And still, not shocking numbers for Batman v Superman: Dawn of Justice in any way. Klady estimates a 69% drop… not remotely shocking for an opening as massive as the one this film had last weekend, including Thursday, which is why historical comparisons of % drops from any film over 5 years are completely meaningless. Yes, it is 5% – 8% higher than WB would have wanted. But it’s really not a huge drama. Especially since WB did, indeed, turn the corner internationally. Yes, China fell off, but the film has already blown past Man of Steel internationally and though it is not likely to catch up to The Dark Knight Rises, it will be the #2 DC film internationally.
Context… again… mediocre numbers, given the significance of the film for the DC franchise moving forward. No disaster. No mandate.
Zootopia is not going to topple Frozen, but for Walt Disney Animation, it’s going to be a strong #2, passing $800m worldwide this weekend and perhaps passing $900m all in.
God’s Not Dead 2 fell of its competitive-with-the-original opening over the weekend, but still, a solid opening that should have matched expectations of the producers. Miracles From Heaven is a bit in its way, which will probably cost it $20m or more. Risen is still hanging on with $36.5m in the bank. Competing for that Easter money is brutal!

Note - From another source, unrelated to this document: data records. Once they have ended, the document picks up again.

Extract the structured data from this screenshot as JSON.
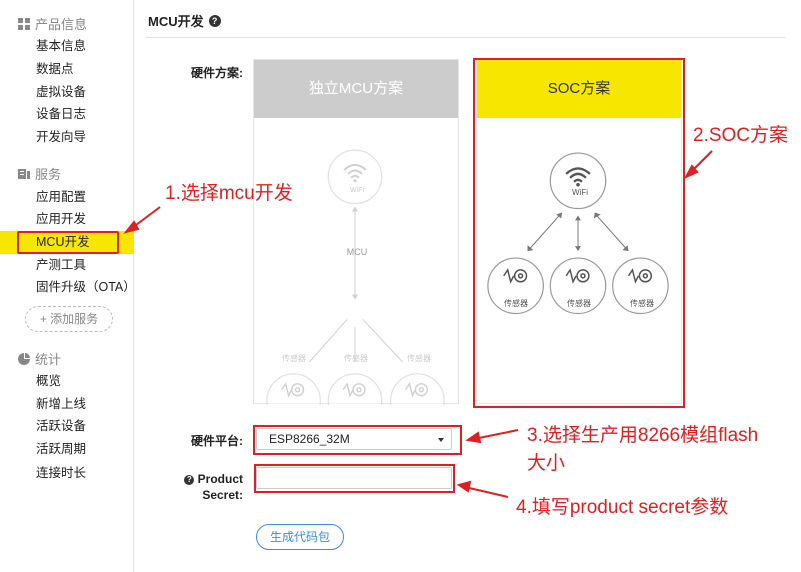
{
  "sidebar": {
    "sections": [
      {
        "title": "产品信息",
        "icon": "grid-icon",
        "items": [
          "基本信息",
          "数据点",
          "虚拟设备",
          "设备日志",
          "开发向导"
        ]
      },
      {
        "title": "服务",
        "icon": "service-icon",
        "items": [
          "应用配置",
          "应用开发",
          "MCU开发",
          "产测工具",
          "固件升级（OTA）"
        ]
      },
      {
        "title": "统计",
        "icon": "pie-icon",
        "items": [
          "概览",
          "新增上线",
          "活跃设备",
          "活跃周期",
          "连接时长"
        ]
      }
    ],
    "active_item": "MCU开发",
    "add_service": "+ 添加服务"
  },
  "main": {
    "title": "MCU开发",
    "hardware_scheme_label": "硬件方案:",
    "schemes": [
      {
        "title": "独立MCU方案",
        "selected": false,
        "mcu_label": "MCU",
        "wifi_label": "WiFi",
        "sensor_label": "传感器"
      },
      {
        "title": "SOC方案",
        "selected": true,
        "wifi_label": "WiFi",
        "sensor_label": "传感器"
      }
    ],
    "platform_label": "硬件平台:",
    "platform_value": "ESP8266_32M",
    "secret_label_1": "Product",
    "secret_label_2": "Secret:",
    "secret_value": "",
    "generate_button": "生成代码包"
  },
  "annotations": {
    "a1": "1.选择mcu开发",
    "a2": "2.SOC方案",
    "a3_line1": "3.选择生产用8266模组flash",
    "a3_line2": "大小",
    "a4": "4.填写product secret参数"
  },
  "colors": {
    "highlight": "#f6e600",
    "annotation": "#e02020",
    "accent": "#3c8dde",
    "disabled": "#cccccc"
  }
}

This is that time of year when the Top 11 includes Pure Flix, Bleeker Street, Freestyle, and Roadside. All solid businesses, but ranking higher in the horse race through soft studio releasing.
By the way… The Lady In The Van is quietly creeping up on $10 million domestic for Sony Classics.
Miles Ahead wins the Best Per-Screen war this weekend with $29,829 per on 4. The first $120k is the easiest.
Four-walled Vaxxed, the lunatic fringe film that got escorted out of the Tribeca rally with DeNiro getting sucker punched on the way out, did #24.5k on 1 screen. 2000 more misinformed people in Manhattan.
Everybody Wants Some!! did decent per-screen business on 19 for a film with a national campaign. The film deserves better than it is likely to get… but is also very much a niche film.
It would be challenging to find a more boring boxoffice weekend than this one. One new wide release… a mistitled sequel (should be God’s Still Not Dead with one of those graphic red “Not’s” trying to barge its way in from above). One mediocrely massive holdover. Indie box office that is either soft or mighty niche.
BS: Dawn of Justice is a little ahead of Man of Steel. The trajectory will likely come in behind or just barely passing Deadpool at the domestic box office when all is done. It’s barely ahead of last April’s Furious 7 domestically after 8 days and will surely fall behind that film as well… especially internationally. This is significant, as Batman is easily the #1 draw for the DC Universe.
Point is—still—mediocrity. Not a disaster. Not enough to push any upcoming movies into the stratosphere. The Zack Snyder version of DC is just squeaking by. It is now the Divergent of superhero franchises… just waiting on the one that will flop seriously enough to cost the company a lot of money. It may not be Justice League. But the clock is ticking. And a decisive, massive reboot will have to come before 2021 if this is not going to drag down the studio (in perception, if not actual financial terms).
God’s Not Dead 2 opened to the exact same number (within $100k) as the original.
Meet The Blacks this weekend, because they won’t be in theaters past next weekend.